━━━ Materials provided

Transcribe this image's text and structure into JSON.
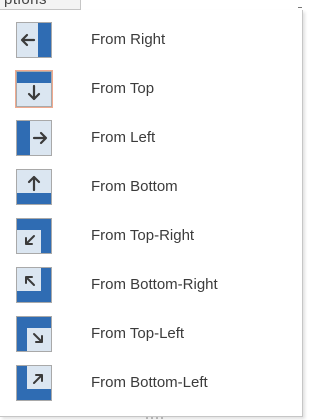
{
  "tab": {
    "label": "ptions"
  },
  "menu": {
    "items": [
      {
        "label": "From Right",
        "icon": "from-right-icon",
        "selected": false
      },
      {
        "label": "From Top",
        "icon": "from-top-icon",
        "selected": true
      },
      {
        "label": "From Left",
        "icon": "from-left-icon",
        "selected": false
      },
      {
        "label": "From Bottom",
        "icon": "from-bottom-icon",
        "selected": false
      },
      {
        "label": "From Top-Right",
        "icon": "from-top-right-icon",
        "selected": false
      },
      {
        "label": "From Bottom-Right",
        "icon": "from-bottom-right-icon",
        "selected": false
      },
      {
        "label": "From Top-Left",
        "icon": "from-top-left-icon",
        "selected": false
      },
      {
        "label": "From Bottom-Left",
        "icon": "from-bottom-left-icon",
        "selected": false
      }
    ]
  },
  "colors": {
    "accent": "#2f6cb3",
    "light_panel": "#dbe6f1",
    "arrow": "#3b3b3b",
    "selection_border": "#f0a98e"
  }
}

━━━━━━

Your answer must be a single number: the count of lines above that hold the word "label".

-- Solution for this task --
9